Element data from apps and pages

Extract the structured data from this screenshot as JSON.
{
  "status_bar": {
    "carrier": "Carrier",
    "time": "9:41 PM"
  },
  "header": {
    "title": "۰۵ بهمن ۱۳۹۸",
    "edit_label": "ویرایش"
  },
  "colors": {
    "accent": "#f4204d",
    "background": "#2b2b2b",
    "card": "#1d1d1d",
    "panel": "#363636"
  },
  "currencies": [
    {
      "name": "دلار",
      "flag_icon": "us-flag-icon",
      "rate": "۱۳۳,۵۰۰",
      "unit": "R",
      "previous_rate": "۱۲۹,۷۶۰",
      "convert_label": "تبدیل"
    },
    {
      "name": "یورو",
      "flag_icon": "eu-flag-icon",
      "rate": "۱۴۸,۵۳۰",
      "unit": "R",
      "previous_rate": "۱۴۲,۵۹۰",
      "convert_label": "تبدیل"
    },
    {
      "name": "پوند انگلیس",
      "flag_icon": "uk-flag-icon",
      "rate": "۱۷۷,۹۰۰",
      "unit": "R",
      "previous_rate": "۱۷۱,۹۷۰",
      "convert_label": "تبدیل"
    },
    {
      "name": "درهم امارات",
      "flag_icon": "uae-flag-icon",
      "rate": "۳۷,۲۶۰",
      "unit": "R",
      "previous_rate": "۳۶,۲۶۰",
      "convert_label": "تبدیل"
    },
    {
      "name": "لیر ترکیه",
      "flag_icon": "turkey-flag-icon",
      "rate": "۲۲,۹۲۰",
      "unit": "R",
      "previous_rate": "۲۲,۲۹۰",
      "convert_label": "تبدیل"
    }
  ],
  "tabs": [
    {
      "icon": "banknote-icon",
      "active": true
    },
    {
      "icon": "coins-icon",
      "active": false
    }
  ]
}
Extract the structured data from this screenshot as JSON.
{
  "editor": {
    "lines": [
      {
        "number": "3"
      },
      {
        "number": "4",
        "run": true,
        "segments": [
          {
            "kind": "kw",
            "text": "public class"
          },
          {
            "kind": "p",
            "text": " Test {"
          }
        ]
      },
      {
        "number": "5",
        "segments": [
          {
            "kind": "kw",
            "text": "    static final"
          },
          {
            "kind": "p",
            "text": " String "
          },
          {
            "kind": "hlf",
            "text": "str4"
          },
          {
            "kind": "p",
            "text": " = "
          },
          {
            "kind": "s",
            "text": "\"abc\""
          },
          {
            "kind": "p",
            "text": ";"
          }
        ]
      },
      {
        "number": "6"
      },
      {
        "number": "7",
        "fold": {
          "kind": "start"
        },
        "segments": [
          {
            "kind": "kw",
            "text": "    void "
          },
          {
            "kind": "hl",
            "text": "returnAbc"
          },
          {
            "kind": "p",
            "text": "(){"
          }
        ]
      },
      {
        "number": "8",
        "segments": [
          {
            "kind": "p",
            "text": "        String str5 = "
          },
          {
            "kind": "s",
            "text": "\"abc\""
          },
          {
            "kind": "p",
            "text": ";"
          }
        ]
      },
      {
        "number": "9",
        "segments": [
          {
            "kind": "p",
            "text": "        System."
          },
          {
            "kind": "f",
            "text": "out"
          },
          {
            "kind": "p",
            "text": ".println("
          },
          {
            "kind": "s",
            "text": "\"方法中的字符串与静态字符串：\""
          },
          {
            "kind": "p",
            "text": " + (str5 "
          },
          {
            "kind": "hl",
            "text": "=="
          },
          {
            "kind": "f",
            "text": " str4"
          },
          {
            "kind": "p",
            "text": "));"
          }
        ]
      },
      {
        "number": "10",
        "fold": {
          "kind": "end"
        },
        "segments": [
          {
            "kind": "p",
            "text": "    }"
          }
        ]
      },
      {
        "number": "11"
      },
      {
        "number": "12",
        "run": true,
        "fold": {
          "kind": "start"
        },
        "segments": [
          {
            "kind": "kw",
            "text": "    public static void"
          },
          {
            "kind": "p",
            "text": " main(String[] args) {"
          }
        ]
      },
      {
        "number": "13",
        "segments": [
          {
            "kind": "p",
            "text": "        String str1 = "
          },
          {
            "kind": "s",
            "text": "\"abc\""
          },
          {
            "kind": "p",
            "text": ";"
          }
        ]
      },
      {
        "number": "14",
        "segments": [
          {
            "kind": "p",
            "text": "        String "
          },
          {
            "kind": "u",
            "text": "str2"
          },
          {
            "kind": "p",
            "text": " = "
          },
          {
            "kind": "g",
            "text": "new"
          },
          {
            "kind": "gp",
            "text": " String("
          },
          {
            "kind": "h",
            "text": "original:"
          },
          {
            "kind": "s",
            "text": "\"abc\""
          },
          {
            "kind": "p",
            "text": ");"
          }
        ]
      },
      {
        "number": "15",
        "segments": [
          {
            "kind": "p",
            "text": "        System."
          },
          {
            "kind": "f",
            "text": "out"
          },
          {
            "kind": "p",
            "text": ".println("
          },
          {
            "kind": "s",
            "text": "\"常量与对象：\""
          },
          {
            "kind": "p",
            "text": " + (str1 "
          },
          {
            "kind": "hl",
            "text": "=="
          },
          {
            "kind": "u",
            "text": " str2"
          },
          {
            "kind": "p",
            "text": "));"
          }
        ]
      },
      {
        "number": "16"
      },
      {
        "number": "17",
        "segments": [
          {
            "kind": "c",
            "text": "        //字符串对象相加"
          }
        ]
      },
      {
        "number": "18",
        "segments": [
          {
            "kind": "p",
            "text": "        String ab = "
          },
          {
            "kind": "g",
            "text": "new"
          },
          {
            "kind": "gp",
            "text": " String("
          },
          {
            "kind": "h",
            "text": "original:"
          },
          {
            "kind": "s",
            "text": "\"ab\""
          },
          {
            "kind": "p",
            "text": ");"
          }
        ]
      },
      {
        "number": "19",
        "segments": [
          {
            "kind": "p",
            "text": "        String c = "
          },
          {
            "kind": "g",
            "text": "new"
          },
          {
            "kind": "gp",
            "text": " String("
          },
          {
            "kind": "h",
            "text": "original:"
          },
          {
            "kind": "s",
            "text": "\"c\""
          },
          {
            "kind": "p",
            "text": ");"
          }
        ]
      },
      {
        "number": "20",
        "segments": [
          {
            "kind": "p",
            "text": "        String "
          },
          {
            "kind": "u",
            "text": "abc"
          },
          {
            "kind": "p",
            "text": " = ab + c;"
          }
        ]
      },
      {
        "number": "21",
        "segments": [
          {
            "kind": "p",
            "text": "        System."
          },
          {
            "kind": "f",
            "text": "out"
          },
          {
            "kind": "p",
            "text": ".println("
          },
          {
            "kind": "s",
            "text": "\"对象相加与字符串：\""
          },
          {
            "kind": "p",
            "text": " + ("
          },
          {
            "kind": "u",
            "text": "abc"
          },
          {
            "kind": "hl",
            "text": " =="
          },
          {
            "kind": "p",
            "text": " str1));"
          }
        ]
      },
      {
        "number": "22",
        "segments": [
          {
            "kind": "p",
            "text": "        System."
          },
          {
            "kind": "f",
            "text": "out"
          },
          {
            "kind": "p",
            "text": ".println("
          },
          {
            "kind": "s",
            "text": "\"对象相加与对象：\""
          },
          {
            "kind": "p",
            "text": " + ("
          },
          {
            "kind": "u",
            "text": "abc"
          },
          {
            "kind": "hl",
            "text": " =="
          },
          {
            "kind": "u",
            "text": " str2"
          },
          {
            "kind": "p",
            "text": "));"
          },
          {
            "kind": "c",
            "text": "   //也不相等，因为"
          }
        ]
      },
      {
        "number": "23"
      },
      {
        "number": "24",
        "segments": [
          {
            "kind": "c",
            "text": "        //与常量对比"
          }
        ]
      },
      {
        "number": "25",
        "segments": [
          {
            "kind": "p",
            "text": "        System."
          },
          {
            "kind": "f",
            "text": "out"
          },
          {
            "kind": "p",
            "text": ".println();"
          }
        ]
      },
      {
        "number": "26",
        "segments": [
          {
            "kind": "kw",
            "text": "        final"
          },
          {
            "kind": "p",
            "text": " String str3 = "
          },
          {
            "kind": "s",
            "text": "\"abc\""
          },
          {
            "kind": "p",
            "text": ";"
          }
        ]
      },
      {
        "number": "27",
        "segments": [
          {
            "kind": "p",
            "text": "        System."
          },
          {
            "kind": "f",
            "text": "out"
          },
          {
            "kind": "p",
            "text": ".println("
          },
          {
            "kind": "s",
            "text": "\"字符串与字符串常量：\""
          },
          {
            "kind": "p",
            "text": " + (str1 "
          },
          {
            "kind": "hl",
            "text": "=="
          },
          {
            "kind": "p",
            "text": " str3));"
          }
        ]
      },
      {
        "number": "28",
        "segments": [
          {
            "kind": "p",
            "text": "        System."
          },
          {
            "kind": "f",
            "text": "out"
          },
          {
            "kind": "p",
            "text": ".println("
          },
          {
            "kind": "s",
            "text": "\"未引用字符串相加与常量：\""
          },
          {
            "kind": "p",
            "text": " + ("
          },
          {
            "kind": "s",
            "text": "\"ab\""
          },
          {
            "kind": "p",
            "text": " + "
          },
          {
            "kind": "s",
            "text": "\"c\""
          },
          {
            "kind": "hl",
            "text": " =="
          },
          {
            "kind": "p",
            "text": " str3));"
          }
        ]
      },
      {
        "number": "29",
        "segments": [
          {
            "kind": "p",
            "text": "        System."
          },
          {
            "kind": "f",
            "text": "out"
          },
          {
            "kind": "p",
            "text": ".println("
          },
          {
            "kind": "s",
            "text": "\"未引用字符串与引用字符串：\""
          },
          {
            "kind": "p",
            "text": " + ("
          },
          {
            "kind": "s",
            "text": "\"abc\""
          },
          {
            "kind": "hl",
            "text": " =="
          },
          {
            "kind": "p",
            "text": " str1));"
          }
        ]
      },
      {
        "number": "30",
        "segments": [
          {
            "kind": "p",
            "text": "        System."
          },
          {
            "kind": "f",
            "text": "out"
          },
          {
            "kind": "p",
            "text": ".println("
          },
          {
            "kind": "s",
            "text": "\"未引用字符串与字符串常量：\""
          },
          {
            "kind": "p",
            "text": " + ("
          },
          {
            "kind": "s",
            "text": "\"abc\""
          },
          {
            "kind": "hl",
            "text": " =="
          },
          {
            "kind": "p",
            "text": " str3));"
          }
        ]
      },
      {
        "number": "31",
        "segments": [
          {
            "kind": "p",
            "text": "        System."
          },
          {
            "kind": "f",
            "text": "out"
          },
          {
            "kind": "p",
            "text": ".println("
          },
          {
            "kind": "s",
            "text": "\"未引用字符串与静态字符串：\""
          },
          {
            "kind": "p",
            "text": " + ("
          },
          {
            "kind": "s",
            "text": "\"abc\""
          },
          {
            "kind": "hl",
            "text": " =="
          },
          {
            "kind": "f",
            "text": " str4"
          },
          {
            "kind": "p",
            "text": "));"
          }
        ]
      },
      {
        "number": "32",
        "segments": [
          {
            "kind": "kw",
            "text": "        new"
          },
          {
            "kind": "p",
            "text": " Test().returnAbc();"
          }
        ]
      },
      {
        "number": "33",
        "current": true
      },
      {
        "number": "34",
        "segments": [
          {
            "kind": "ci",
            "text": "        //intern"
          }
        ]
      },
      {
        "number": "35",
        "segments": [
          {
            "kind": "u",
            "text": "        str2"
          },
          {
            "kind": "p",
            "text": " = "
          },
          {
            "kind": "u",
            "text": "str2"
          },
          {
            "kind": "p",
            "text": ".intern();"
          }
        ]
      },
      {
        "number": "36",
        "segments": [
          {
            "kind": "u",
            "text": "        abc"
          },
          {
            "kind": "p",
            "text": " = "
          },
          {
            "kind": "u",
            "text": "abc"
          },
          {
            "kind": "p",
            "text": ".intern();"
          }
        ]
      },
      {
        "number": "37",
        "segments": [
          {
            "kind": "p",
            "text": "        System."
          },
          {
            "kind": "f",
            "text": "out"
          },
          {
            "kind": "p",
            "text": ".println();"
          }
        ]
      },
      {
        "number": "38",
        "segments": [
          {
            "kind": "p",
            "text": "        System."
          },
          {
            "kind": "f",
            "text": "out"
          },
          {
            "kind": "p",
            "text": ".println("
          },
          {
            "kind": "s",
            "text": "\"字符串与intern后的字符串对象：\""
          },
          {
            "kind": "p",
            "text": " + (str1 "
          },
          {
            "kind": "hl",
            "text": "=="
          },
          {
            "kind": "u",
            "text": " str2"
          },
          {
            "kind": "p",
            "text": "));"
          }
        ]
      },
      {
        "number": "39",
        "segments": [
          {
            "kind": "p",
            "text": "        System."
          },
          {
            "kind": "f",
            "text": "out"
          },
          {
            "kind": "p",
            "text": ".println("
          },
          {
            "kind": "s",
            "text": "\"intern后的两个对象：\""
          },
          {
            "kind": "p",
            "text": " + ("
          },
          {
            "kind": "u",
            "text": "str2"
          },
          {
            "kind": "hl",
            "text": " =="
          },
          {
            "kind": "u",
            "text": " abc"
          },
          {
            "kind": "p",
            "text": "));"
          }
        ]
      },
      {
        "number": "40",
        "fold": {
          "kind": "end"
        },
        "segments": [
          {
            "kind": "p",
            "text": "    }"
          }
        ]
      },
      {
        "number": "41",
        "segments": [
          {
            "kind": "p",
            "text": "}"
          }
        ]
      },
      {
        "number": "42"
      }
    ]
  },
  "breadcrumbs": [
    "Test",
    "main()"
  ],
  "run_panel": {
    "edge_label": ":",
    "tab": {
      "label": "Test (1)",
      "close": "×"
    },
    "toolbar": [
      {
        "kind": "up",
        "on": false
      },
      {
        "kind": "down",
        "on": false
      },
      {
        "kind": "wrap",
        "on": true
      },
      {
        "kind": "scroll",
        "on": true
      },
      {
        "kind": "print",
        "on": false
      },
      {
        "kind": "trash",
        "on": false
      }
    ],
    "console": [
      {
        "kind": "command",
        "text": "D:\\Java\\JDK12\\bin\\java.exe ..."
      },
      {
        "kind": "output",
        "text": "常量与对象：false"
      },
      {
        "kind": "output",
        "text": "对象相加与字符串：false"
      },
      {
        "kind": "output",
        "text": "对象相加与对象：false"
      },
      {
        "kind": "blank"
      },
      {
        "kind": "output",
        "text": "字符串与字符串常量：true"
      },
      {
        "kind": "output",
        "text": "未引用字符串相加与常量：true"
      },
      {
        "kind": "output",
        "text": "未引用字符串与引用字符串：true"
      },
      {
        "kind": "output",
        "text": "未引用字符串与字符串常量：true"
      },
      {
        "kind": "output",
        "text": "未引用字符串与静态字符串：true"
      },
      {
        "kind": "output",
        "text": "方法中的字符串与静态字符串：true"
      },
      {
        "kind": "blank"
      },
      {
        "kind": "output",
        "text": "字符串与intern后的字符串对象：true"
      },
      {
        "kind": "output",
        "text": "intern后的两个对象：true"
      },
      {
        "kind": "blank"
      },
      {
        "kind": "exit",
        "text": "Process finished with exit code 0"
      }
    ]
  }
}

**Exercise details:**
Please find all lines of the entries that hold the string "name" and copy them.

**Answer area:**
      "name": "دلار",
      "name": "یورو",
      "name": "پوند انگلیس",
      "name": "درهم امارات",
      "name": "لیر ترکیه",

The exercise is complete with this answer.